HITLAG Book Club Book Report: “Legacy” by Uché Blackstock, MD

Recently, the HITLAG book club got together to discuss “Legacy” an absolute must-read. Blackstock takes readers through a concise yet comprehensive history of racism in medicine in the U.S., with a centering of Black experiences. Dr. Blackstock is an ER doc, and our group loved her first-hand stories woven through current statistics on inequity in medicine.

That’s enough set up; let’s get to the takeways:

  1. Read this book. Yes, we’re about to summarize our group’s favorite themes, but the book is only 250 pages. If you don’t want to read, listen to the many podcasts and video interviews that Dr. Blackstock has given. Better yet, hire her company.
  2. The Flexner Report. If you didn’t know about The Flexner Report, you are not alone, but we’ve really got to make sure everyone knows about this one. In 1910, a guy named Flexner attempted to standardize and score medical school curriculum. However, he weaponized his scoring system to denounce Black medical institutions; by the time he was done, only Howard and Meharry were still standing out of 7 historically Black medical schools. A generation of Black clinicians were forced out of practice.
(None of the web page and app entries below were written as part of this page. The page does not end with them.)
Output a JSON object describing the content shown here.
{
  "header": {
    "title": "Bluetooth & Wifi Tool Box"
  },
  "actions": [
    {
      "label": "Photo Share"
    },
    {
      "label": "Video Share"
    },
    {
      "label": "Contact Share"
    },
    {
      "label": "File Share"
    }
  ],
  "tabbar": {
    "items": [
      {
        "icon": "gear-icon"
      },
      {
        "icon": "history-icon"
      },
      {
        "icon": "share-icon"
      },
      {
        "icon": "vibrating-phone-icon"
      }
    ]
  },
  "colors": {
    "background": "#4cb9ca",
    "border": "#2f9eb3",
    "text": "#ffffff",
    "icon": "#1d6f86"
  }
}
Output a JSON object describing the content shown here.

  3. Black maternal health. Nothing’s less controversial than moms and babies, right? Apparently not. The 1910 the Flexner Report and the 1923 Sheppard-Tower Act attacked the credibility of Black birth workers and continued the long history of Black birthing people being denied basic human rights in the United States. Even today, Black women are 3x more likely to die due to childbirth and 2x as likely to have a child who dies before the age of one versus white peers. It is both par-for-the-course and mindboggling that inequities like this exist in 2024. Important work is being done by the Black Maternal Health Caucus. Support this organization and support Black birth.
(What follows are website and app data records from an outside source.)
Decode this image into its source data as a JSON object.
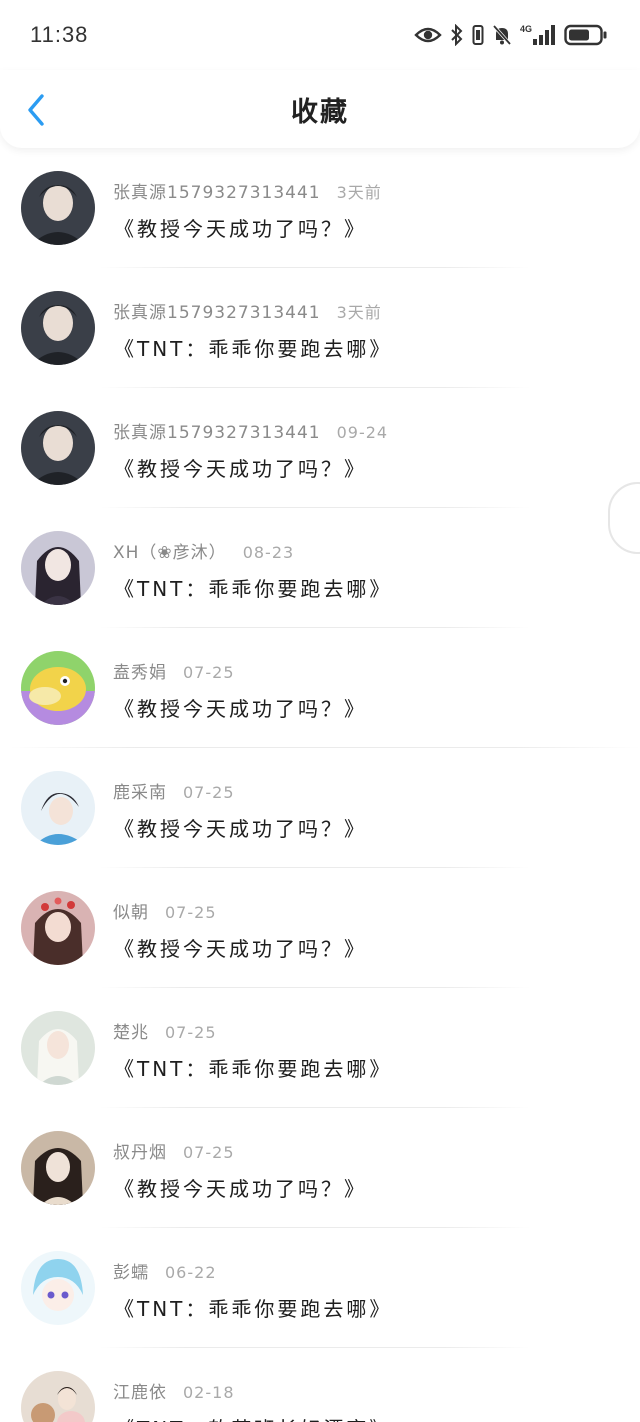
{
  "status_bar": {
    "time": "11:38",
    "network": "4G"
  },
  "header": {
    "title": "收藏"
  },
  "favorites": [
    {
      "author": "张真源1579327313441",
      "time": "3天前",
      "title": "《教授今天成功了吗？》",
      "avatar": {
        "bg": "#3a3f48",
        "fg": "#e9ddd4"
      }
    },
    {
      "author": "张真源1579327313441",
      "time": "3天前",
      "title": "《TNT：乖乖你要跑去哪》",
      "avatar": {
        "bg": "#3a3f48",
        "fg": "#e9ddd4"
      }
    },
    {
      "author": "张真源1579327313441",
      "time": "09-24",
      "title": "《教授今天成功了吗？》",
      "avatar": {
        "bg": "#3a3f48",
        "fg": "#e9ddd4"
      }
    },
    {
      "author": "XH（❀彦沐）",
      "time": "08-23",
      "title": "《TNT：乖乖你要跑去哪》",
      "avatar": {
        "bg": "#c9c7d6",
        "fg": "#f1e6e2"
      }
    },
    {
      "author": "盍秀娟",
      "time": "07-25",
      "title": "《教授今天成功了吗？》",
      "avatar": {
        "bg": "#8fd36b",
        "fg": "#f2d34a"
      }
    },
    {
      "author": "鹿采南",
      "time": "07-25",
      "title": "《教授今天成功了吗？》",
      "avatar": {
        "bg": "#e8f1f7",
        "fg": "#4aa0d8"
      }
    },
    {
      "author": "似朝",
      "time": "07-25",
      "title": "《教授今天成功了吗？》",
      "avatar": {
        "bg": "#d9b3b3",
        "fg": "#f3dcd2"
      }
    },
    {
      "author": "楚兆",
      "time": "07-25",
      "title": "《TNT：乖乖你要跑去哪》",
      "avatar": {
        "bg": "#dfe6df",
        "fg": "#f7f7f2"
      }
    },
    {
      "author": "叔丹烟",
      "time": "07-25",
      "title": "《教授今天成功了吗？》",
      "avatar": {
        "bg": "#c9b8a6",
        "fg": "#efe2d8"
      }
    },
    {
      "author": "彭蠕",
      "time": "06-22",
      "title": "《TNT：乖乖你要跑去哪》",
      "avatar": {
        "bg": "#eef7fb",
        "fg": "#8fd3ee"
      }
    },
    {
      "author": "江鹿依",
      "time": "02-18",
      "title": "《TNT：软萌班长好漂亮》",
      "avatar": {
        "bg": "#e7ddd3",
        "fg": "#c89a74"
      }
    }
  ],
  "colors": {
    "accent": "#2b9cf2",
    "text_primary": "#1e1e1e",
    "text_secondary": "#8a8a8a",
    "divider": "#ebebeb"
  }
}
  4. Medical trauma is still happening. Often times when the media talks about the ‘distrust’ of people of color regarding the medical system, the journalists will bring in historical instances like the Tuskegee syphilis study. One thing Blackstock makes so eloquently clear is that people of color don’t have to rely on these historical examples to explain their experience of the medical system. Injustices are happening right now, today, every day. In one of the most powerful sections of the book, Dr. Blackstock describes being an emergency room doctor at two hospitals in NYC: Tisch and Bellevue. Tisch’s patient population is about 9% Black while Bellevue’s is about 26% Black. The differences in resourcing are stark, with patients at Tisch receiving glaringly superior care. Blackstock writes: “…I came to view [the ER] as the place where the United States’ social problems come home to roost.” (p.111)
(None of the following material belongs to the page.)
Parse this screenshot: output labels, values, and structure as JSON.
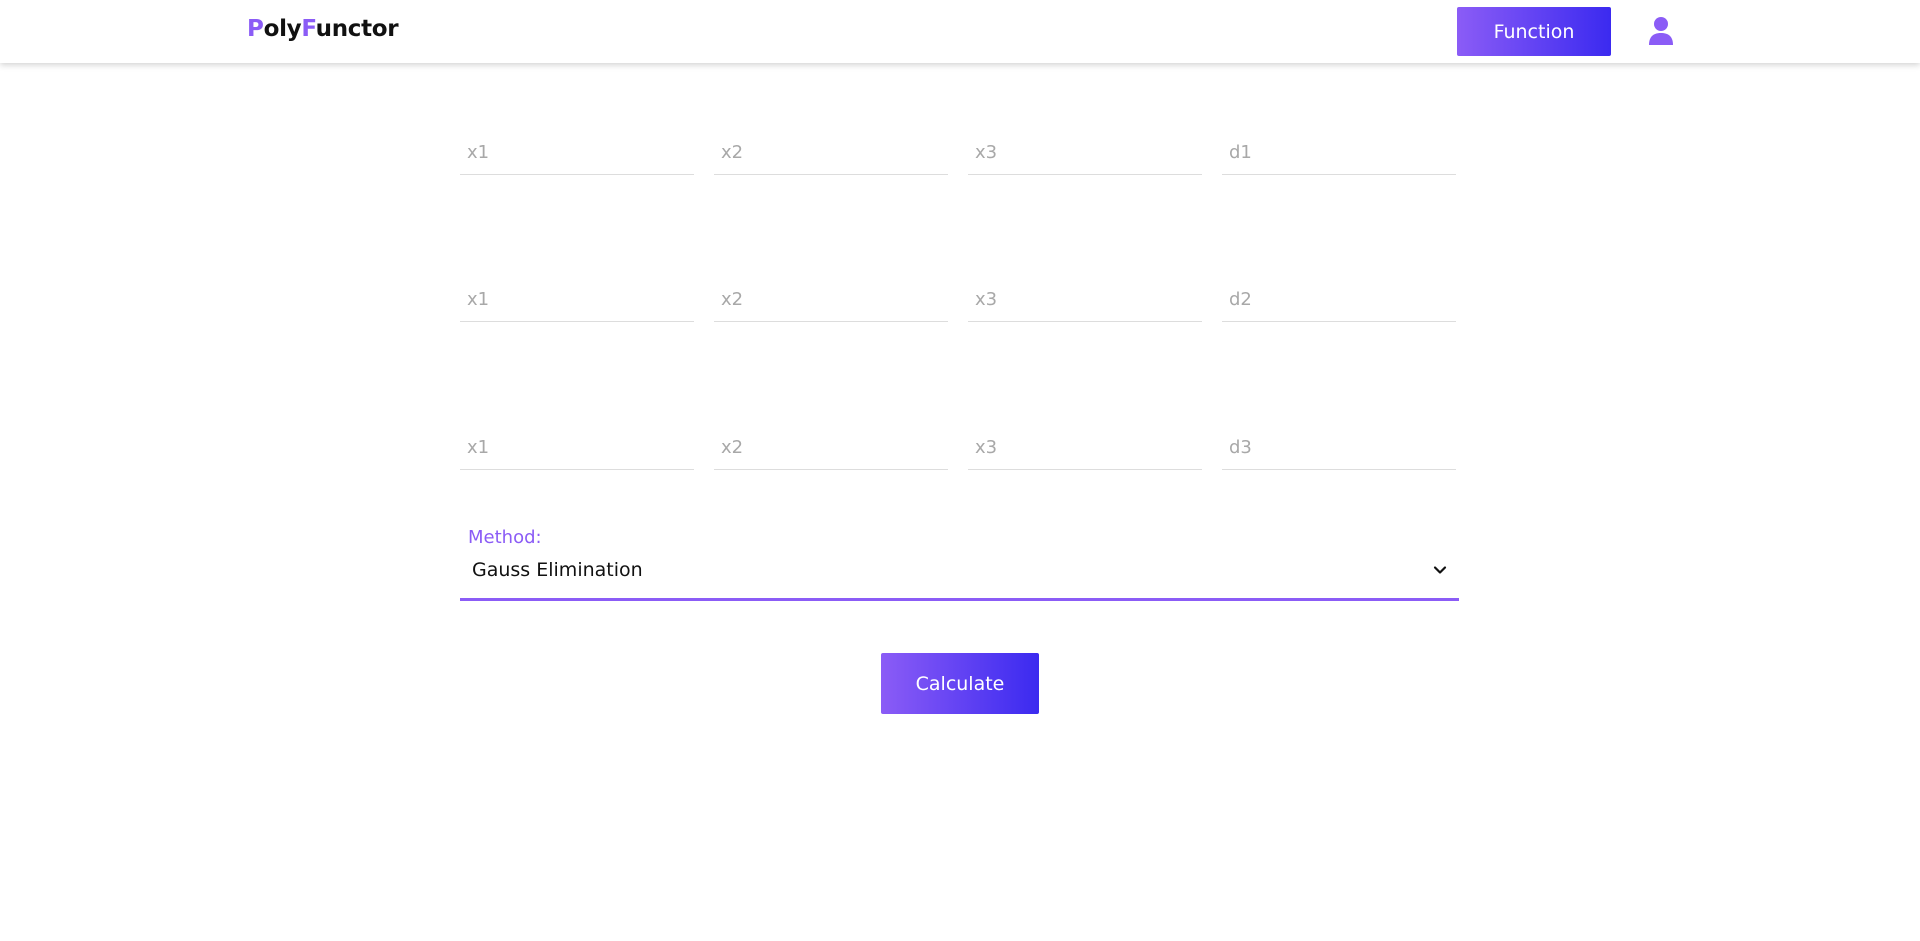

  5. Intersectionality + white feminism. Blackstock pulls no punches when she describes her experience coexisting with white feminism when most of her white colleagues abandoned her for being “too political” amidst a hostile environment against DEI work at NYU.  It’s important to our community at HITLAG to always question our own perspective, make space for each other person’s perspective, and advocate for the most inclusive solutions. Equity isn’t optional.
  6. Unpaid labor for Black medical professionals. The unpaid labor of educating, mentoring, and advocating isn’t limited to the medical field, but Blackstock does a great job of describing the toll it takes in academic medicine. The burden of dismantling racism can’t be on people of color; it has to be on the institutions that keep and renew inequitable practices. 

Yep, we spent an hour talking about this book and could have spent a week. The important thing, as always, is for each of us in the HITLAG bookclub to walk the walk from our various corners of the healthcare puzzle. Equity only happens intentionally, so let’s keep going!